Getting the clothes was a way more difficult process than I imagined. I went to three different Zara locations in NYC, and each time I asked someone to direct me to the ungendered or unisex clothing line, I was hit with a look of total confusion, followed by, “I have no idea what that is.” So, I got out my phone and showed the dressing room associate in the women’s department the pictures, and since the model was a man, I was told the pieces were men’s clothing. But, fam, gendering the clothing is completely missing the point. So, I had him look the SKUs up anyway, and once I got the employees to understand the nature of the line, they were kind of helpful. Honestly, if I didn’t have the SKU numbers, this probably would never have happened.
The jeans were definitely the piece I had to warm up to the most. They’re sized small, medium, large, and to me, it made no sense to only make three sizes of jeans meant to cater to all genders. I need you to understand—I am a really tiny person and have no butt, so the baggy nature of the jeans scared the crap out of me. The waist was too big for me for sure, but it was easily fixed with a belt. The bottoms were incredibly wide, so I cuffed them to make them look decent on my twig legs. I still would have preferred something a little more fitted because I tend to wear tighter pants with looser tops, but they were really comfortable and easy to move in.
For someone who doesn’t shop Zara, I have to say I was pretty happy with the quality. The white tee, in particular, was incredibly soft and not transparent, which is always my fear with white tees. I bought a medium primarily because they were out of smalls, but I liked the fit of the medium: It was perfectly oversized, and I can definitely wear it with anything in the future. Considering the low price, I’d say it’s definitely a good staple for anyone’s wardrobe.

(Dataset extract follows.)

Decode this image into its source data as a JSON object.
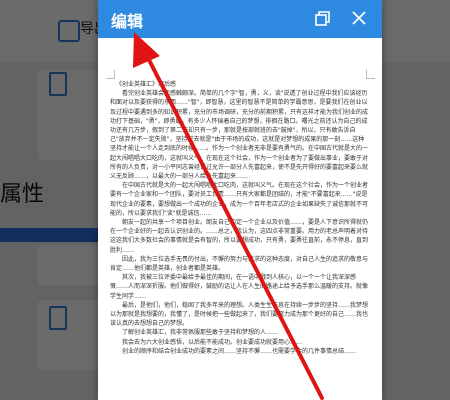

I typically don’t wear long sleeve anything unless it’s a hoodie or a sweatshirt, but I made the grey thermal work. It’s pretty stretchy, so I had no problems rolling up the sleeves, which I think looked a lot better. I’m always a fan of a raw hemline, which is one of this shirt’s best features. I attempted to layer it and wear it as a sweater, but I think it’s best as a stand-alone shirt.
All in all, I’d say the line is worth checking out and is a good idea. However, it really is “men’s” clothing that also fits women. It wasn’t anything too revolutionary, so I’d love to see Zara take the idea further—like a lot further—in the future. And maybe keep their associates informed. —Hannah Smith